** Data shown follows **

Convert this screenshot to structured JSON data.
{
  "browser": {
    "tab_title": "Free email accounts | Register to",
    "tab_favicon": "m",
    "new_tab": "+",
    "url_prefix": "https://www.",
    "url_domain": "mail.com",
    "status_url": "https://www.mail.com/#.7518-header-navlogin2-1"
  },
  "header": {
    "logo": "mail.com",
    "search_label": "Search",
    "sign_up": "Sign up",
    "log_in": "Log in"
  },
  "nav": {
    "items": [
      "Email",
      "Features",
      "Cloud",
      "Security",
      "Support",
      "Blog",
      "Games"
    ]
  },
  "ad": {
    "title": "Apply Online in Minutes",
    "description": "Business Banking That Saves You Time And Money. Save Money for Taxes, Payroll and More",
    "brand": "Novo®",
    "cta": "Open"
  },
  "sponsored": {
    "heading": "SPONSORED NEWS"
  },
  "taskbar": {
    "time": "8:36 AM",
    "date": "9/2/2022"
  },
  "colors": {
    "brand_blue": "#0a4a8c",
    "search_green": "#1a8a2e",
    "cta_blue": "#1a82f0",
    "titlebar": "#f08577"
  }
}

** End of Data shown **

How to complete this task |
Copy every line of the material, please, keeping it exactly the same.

Task solution |
Convert this screenshot to structured JSON data.
{
  "browser": {
    "tab_title": "Free email accounts | Register to",
    "tab_favicon": "m",
    "new_tab": "+",
    "url_prefix": "https://www.",
    "url_domain": "mail.com",
    "status_url": "https://www.mail.com/#.7518-header-navlogin2-1"
  },
  "header": {
    "logo": "mail.com",
    "search_label": "Search",
    "sign_up": "Sign up",
    "log_in": "Log in"
  },
  "nav": {
    "items": [
      "Email",
      "Features",
      "Cloud",
      "Security",
      "Support",
      "Blog",
      "Games"
    ]
  },
  "ad": {
    "title": "Apply Online in Minutes",
    "description": "Business Banking That Saves You Time And Money. Save Money for Taxes, Payroll and More",
    "brand": "Novo®",
    "cta": "Open"
  },
  "sponsored": {
    "heading": "SPONSORED NEWS"
  },
  "taskbar": {
    "time": "8:36 AM",
    "date": "9/2/2022"
  },
  "colors": {
    "brand_blue": "#0a4a8c",
    "search_green": "#1a8a2e",
    "cta_blue": "#1a82f0",
    "titlebar": "#f08577"
  }
}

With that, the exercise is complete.